Volley Bayonet & Glory Wing Scale

Had a chance to play a game with my friend Ed using his new revisions to Volley, Bayonet & Glory.  We played two infantry brigades and one cavalry brigade per side.  The game plays very realistically and I think it is the best rules set that I have ever played for Brigade/Division Napoleonic's.

The table was 6 feet wide and 4 feet deep.  This was set up as a Spain scenario so there was only minimal terrain.  We were basically fighting over a small town with a well at a crossroads in the center of the table.

I moved forward very aggressively and ended up beating Ed to the village center.  I garrisoned the built up area with a stand of infantry and supported it with the rest of one battalion.  There was another battalion on the flank.  On his part of turn two Ed counter-attacked my forces in the village and ended up knocking me out of the built up area.  He occupied the village with his own infantry stand and he would stay there for the rest of the game.  I launched at least four separate counter-attacks of my own, but to no avail.

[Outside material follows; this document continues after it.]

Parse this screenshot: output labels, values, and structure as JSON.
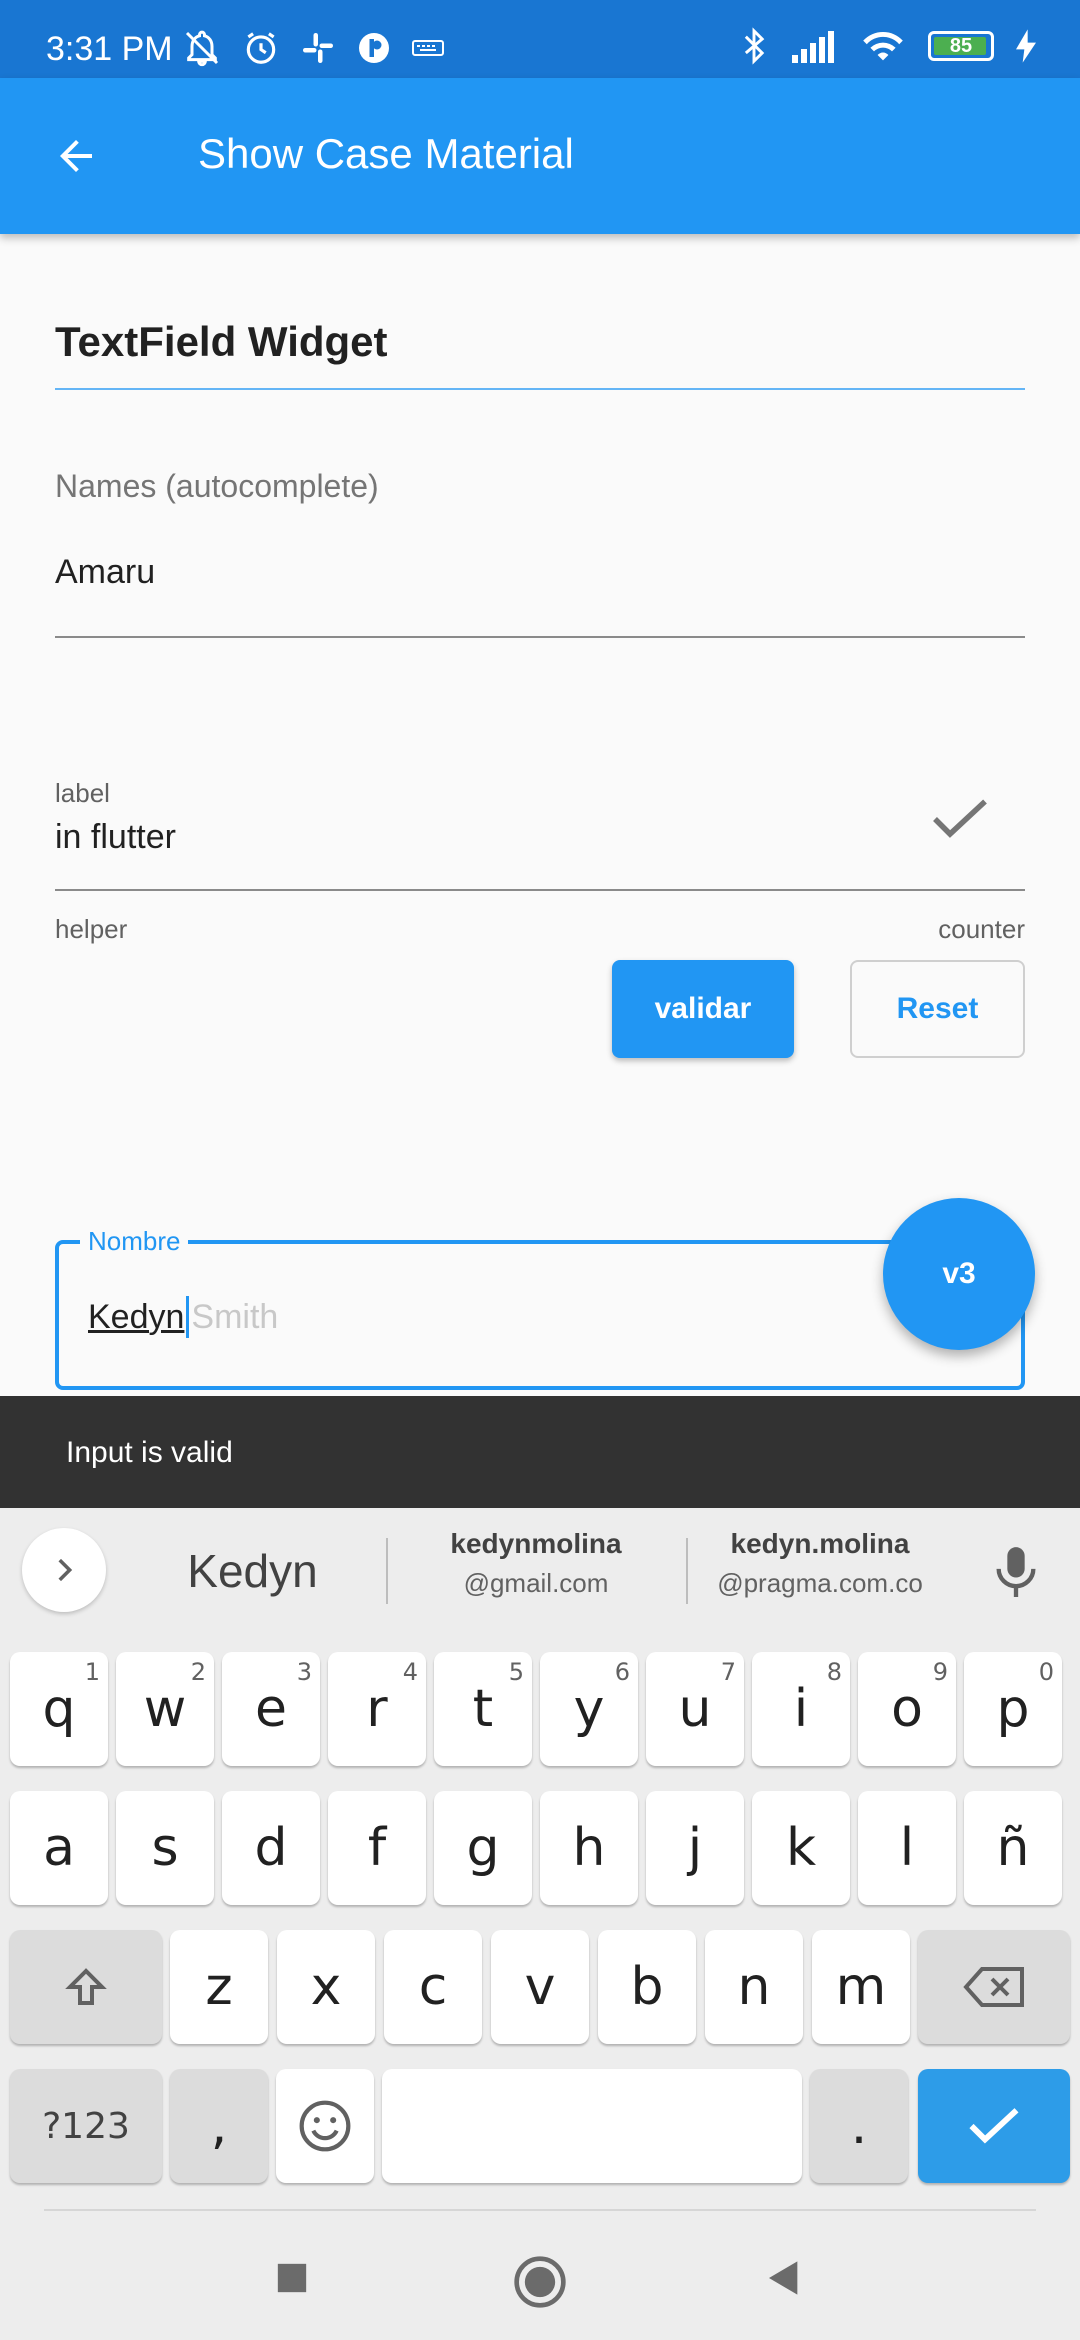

On turn four Ed had me seriously on the run.  He had conducted some really effective cavalry attacks using the Brunswick Hussars and it looked like my right flank was about to give in.  Just when all looked bleak, one of the Polish battalions decided it was time for the Brunswickers to head home and destroyed one of the Hussar squadrons.  Combined with the threat of charges from the Provisional Dragoon Regiment, Ed started to consolidate his gains on the flank rather then pressing home further attacks.

After turn five we faced each others lines and decided that there would be no further decisive attacks and called the game a minor victory for Ed.  He held the village, but couldn't finish me off.  I had been totally unable to move him off the crossroads.

Here are a photos that I took at the start of the game.

The battle lines face off across the table.  The French are in the foreground and the British/Allies in the back ground.  The village and crossroads that were the focal point of the battle are in the center of the photo.

The first (and only successful) French assault on the village.  I have pushed the British out of the built up area and garrisoned the town with my troops.  Looks like a pretty strong position.  But Ed needed only one turn to counter-attack and throw me out of the town.

Here are the results of Ed's counter-attack.  The 41st Foot has occupied the built-up area and there they would stay for the remainder of the game.

The brightest incident for the French was the charge of this squadron of the provisional dragoon regiment.  In a solo charge against the Swiss Regiment de Mueron (unstoppable until that point) the dragoons sent the Swiss packing!  This one action allowed the French and Polish units behind them to reorganize and stabilize what had been a very confused situation up to that point.

The Swiss at the end of their retreat from the dragoons (top center).  British artillery has reinforced the 41st Foot in the village.  The Brunswick Lieb battalion is on the right in a position to protect the Swiss and support the rear of the artillery.

Overall, this was a great game and I can't wait to play the rules set again soon!

1 comment:

Ed M said...

Thanks for having me over, Mark. It was a great day (and game).

I've put up a report on my blog as well. Check it out:

Ed M